Then comes the mental side of yoga, which is composed of prana and consciousness. Energy and mind, in the mental side of yoga, both have to be dealt with. Patanjali deals with mind and the classical raja yoga deals with prana. Combining both of them becomes a good tool to work with both areas of prana and consciousness.
Two ideas are important in Patanjali’s raja yoga to deal with the mind. Forget the eightfold path, forget samadhi, just think of two things, drashta and chitta vritti. Drashta, to become the observer. You can only become the observer of the mind. You cannot become the observer of shakti, energy or prana, rather you become the expresser or the experiencer of shakti, yet you can become the observer and witness of the mind.
What are we to observe in the mind? Thoughts, in reality are not worth our time, for they are totally irrational, idiotic and sometimes misguiding. So thoughts are out. What we observe as chitta vritti are the memories. Everything is decided by past memory. How you are going to interact with people is decided by past memories already filed in your brain. It is those memories which bring out a reaction, a response. Those responses are the vrittis. If you see your adversary, your enemy who you haven’t seen for many years, you will be seething inside. As long as you are aware of your enemy, you will be seething inside. That will be your reaction, your vritti.
It is the memory component, the chitta component, that we have to look into, not the manas component. If we understand drashta and chitta, then the subject of mind becomes clear. It is said that the mind is composed of manas, buddhi, chitta and ahamkara; manas being the reflective mind, buddhi the intellectual mind, chitta the smriti or memory mind, and ahamkara the ego mind, I-mind.
The thinking, reflective mind, manas, is superficial. Thoughts can change. Just as you change your clothes, your thoughts can change. Buddhi is generally relegated to the background as the memories are quite strong. When buddhi comes in, logic, intelligence, then viveka, discrimination comes in. Otherwise buddhi takes a back seat.
Chitta is the active principle. Behind chitta is the ahamkara, the ego principle. Chitta and ego together constitute chitta vritti: it is ego which responds to the memory. It is ego which takes the stand when memory says, ‘this has happened’. The real focus of pratyahara, dharana and dhyana is now shifting from manas and buddhi to chitta and ahamkara.
In the classical raja yoga you see everything as pranic expression. There is a question, ‘Why can’t you erase your memory?’ The answer is, ‘It is still coloured by colours of prana’. Visualize this, you take a polaroid picture. You keep it in your album. As long as that picture is not exposed to sun and light, it will retain its colours. If you expose the picture to sunlight, the colours will begin to fade and gradually after some time, the image will fade, and only the white paper will remain once again. Memory is like that. The memory which you had of your early days is still as vibrant and alive as it was then. If you remove the prana from the memory, the colours come out and it becomes sepia and black and white, it will fade away. Another way of nirodha or controlling, is to remove the prana from the memory and not give it any fuel. Once prana is removed, the memory will dissolve, dissipate, it will be gone.

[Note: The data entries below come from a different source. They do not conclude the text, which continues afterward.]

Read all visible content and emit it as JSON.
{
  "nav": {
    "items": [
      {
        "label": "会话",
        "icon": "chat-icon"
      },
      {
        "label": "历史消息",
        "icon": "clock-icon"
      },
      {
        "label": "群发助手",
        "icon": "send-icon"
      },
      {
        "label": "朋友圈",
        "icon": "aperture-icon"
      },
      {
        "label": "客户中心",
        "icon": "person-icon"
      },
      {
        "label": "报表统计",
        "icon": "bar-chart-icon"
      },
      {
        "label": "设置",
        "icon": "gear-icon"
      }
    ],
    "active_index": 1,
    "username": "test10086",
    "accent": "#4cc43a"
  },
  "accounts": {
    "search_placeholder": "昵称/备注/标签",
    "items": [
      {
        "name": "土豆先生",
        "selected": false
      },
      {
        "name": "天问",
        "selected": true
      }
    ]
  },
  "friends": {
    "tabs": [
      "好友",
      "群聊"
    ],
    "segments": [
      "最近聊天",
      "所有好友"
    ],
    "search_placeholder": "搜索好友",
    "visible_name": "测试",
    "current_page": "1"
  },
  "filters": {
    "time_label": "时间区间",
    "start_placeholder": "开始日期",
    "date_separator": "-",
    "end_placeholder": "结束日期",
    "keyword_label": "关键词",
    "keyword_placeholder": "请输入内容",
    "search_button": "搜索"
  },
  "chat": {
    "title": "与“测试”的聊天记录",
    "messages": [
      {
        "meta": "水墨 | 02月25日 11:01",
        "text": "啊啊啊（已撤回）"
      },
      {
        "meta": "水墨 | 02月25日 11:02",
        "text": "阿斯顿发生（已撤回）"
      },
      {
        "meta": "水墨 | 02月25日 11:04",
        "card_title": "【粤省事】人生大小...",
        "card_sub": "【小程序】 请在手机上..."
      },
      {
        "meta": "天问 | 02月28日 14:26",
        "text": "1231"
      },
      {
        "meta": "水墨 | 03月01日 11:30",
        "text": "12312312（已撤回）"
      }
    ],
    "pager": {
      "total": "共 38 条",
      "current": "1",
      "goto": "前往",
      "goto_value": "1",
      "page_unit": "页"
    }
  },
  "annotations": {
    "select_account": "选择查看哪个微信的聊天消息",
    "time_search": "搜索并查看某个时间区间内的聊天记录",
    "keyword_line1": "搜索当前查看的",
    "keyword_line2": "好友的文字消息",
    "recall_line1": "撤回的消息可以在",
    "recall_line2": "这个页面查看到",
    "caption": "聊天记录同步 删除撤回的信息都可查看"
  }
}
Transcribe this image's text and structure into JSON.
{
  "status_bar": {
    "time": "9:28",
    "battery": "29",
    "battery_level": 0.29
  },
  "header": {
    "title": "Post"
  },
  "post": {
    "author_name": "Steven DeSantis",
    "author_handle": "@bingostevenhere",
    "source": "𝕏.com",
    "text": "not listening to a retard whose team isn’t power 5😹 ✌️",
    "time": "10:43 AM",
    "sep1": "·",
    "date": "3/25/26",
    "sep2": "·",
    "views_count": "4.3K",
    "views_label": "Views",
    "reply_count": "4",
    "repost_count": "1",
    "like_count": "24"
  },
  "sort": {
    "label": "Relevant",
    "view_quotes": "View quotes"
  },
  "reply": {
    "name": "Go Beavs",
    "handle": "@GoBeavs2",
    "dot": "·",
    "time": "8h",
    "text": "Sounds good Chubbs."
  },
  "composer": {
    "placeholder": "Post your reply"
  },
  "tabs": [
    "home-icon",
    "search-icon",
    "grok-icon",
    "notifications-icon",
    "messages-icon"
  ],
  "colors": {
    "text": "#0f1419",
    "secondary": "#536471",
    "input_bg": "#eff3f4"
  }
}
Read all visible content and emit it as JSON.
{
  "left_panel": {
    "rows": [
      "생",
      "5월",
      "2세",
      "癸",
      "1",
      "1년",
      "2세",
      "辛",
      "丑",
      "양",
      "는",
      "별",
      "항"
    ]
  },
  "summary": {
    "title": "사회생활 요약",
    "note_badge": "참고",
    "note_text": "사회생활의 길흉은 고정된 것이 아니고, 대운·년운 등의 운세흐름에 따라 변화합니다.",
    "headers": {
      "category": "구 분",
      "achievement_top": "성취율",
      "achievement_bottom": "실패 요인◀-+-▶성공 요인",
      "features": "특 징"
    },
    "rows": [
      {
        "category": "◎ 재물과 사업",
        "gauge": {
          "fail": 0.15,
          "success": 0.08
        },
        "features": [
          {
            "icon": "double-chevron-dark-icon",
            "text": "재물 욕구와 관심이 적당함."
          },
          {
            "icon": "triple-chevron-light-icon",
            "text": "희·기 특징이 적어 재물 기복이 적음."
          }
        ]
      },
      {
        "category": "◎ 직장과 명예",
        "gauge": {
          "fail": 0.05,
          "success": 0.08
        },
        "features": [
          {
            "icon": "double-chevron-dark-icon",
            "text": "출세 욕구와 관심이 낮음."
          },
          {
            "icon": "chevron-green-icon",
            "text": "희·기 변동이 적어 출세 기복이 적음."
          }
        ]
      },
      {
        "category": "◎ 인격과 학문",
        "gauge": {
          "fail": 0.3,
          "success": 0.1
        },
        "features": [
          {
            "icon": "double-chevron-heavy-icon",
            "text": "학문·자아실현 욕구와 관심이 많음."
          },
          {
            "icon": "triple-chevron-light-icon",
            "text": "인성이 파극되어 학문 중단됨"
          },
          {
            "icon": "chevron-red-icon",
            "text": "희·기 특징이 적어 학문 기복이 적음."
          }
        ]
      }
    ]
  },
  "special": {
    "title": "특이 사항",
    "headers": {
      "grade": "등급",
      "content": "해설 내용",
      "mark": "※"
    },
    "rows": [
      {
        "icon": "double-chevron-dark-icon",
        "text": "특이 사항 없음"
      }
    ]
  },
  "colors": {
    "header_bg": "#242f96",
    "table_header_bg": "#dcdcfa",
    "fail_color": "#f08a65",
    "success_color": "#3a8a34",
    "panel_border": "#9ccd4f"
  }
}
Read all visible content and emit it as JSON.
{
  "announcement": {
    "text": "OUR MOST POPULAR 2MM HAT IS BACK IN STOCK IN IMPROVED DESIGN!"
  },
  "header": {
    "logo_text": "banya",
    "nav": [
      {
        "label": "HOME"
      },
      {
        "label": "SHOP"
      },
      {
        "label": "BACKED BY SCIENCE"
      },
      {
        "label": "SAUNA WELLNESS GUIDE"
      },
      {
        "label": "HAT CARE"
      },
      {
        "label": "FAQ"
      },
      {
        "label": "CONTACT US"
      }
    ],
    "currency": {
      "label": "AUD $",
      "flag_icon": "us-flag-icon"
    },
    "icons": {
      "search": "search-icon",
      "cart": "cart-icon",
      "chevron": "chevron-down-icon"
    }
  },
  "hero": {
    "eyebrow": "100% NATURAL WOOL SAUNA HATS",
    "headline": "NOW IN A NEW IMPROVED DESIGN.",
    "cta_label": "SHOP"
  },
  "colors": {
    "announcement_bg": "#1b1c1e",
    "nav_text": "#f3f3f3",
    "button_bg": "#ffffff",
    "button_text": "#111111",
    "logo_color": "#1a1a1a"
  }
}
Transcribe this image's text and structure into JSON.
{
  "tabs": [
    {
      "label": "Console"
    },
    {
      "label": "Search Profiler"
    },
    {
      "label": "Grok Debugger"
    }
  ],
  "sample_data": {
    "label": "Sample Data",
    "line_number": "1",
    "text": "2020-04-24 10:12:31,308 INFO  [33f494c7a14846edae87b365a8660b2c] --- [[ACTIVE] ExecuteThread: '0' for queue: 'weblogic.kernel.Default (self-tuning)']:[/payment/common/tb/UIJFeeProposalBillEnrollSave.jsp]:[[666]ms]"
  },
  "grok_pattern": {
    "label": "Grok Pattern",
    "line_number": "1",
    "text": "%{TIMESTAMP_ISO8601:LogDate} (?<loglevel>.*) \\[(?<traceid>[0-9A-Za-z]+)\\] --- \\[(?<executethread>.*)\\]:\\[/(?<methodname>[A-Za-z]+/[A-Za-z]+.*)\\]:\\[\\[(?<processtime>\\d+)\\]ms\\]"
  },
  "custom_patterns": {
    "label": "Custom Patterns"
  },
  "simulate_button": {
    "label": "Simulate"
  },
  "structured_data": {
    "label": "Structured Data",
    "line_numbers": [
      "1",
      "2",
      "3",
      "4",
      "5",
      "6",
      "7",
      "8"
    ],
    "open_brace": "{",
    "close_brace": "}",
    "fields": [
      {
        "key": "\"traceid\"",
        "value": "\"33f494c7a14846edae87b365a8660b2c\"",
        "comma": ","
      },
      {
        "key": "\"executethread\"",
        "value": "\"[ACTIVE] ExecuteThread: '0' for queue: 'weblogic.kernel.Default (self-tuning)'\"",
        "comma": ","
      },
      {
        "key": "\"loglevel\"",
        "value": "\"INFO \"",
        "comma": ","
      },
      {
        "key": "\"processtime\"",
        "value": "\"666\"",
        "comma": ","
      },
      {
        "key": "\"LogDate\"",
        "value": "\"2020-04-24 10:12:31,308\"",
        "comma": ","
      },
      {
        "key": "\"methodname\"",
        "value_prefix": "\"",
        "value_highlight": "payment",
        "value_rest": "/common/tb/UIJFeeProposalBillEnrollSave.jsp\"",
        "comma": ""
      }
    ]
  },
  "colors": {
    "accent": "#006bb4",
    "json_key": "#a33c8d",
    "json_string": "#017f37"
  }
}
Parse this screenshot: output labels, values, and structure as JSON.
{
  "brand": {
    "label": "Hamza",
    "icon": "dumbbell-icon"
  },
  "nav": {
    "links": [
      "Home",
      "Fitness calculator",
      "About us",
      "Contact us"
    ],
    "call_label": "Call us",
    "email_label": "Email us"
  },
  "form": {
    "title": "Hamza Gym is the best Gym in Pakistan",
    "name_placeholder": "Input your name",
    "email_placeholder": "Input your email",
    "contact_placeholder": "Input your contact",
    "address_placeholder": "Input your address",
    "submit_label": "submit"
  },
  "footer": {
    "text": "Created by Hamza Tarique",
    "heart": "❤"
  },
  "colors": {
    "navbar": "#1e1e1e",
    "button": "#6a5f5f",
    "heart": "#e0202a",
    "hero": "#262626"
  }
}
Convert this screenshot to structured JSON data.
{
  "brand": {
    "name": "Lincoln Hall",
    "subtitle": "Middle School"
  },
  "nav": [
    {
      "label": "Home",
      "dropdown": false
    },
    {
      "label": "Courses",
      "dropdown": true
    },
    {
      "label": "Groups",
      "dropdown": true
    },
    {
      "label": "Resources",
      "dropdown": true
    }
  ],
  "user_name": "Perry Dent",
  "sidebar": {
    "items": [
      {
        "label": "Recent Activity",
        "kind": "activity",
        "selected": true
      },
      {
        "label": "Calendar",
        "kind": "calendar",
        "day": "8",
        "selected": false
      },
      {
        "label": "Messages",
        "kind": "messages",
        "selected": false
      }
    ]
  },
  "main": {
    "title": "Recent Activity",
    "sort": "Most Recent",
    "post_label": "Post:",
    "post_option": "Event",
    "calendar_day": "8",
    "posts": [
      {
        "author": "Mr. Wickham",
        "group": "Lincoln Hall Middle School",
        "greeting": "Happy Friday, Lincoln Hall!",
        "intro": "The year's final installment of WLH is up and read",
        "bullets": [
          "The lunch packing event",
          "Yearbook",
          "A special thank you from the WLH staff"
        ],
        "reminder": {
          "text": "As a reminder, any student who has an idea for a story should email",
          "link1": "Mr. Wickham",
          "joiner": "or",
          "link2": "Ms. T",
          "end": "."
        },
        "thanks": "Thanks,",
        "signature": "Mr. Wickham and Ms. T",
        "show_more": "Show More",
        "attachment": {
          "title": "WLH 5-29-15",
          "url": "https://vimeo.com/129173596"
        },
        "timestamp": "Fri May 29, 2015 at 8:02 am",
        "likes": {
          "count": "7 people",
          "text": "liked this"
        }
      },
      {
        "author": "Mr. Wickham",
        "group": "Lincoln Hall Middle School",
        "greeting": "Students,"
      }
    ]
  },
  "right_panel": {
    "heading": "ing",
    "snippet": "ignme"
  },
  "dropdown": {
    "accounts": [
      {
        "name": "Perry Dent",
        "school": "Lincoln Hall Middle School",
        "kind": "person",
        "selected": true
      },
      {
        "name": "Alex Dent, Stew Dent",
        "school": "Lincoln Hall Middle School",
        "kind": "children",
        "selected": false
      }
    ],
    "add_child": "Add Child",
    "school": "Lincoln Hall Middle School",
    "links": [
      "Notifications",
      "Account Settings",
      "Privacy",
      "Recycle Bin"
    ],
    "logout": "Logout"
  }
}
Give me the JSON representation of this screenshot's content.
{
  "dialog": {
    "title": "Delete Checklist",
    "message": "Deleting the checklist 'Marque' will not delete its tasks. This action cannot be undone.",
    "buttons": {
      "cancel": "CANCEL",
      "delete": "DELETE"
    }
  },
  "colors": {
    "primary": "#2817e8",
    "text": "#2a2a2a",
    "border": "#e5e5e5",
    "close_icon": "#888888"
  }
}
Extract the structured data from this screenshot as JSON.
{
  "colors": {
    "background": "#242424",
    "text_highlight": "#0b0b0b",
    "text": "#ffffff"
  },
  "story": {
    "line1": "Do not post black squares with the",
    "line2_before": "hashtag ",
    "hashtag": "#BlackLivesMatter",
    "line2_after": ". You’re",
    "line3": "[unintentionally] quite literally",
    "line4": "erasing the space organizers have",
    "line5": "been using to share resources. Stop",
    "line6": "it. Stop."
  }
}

In the mental dimension of yoga, the systems lead you to the state of meditation. Meditation is complete absorption in experience. When that meditation experience happens, that absorption, then you are ready for the spiritual aspect of yoga. Until now you only had to play with your mind. When dhyana, absorption has happened, then you come to the spiritual dimension of yoga. By the time you come to dhyana, your mental attitude and awareness has become much more positive, your stressors have been managed much more efficiently and there is more peace and harmony.
You are more in control of your sensorial and mental behaviours. You are on a good path and spiritual realization becomes a living experience, not just fantasy or imagination. According to Sri Swamiji, the goal of human life is to cultivate spiritual awareness, not God realization. That spiritual awareness is the awareness of the positives.
In the second chapter of the Bhagavad Gita (2:54), Arjuna asks Krishna, ‘How does an enlightened being live in this world? What does he eat? What does he think? What does he drink? How does he live?’ Krishna says to Arjuna, ‘Just like you and me and everyone else. They may be enlightened, but as long as they are in this world they have to live according to the rules and laws of the world, the senses, the body, nature and everything. They will feel hungry. They will feel sleepy. They will feel everything that a normal human being experiences. The only difference is that they will be seeing the luminosity in everything, while others see darkness everywhere’.
It is a simple statement. The enlightened being will see luminosity everywhere, while all others see darkness everywhere. This luminosity can mean hope, positivity, optimism, inner strength.
2 October 2019, Progressive Yoga Vidya Training, Ganga Darshan, Munger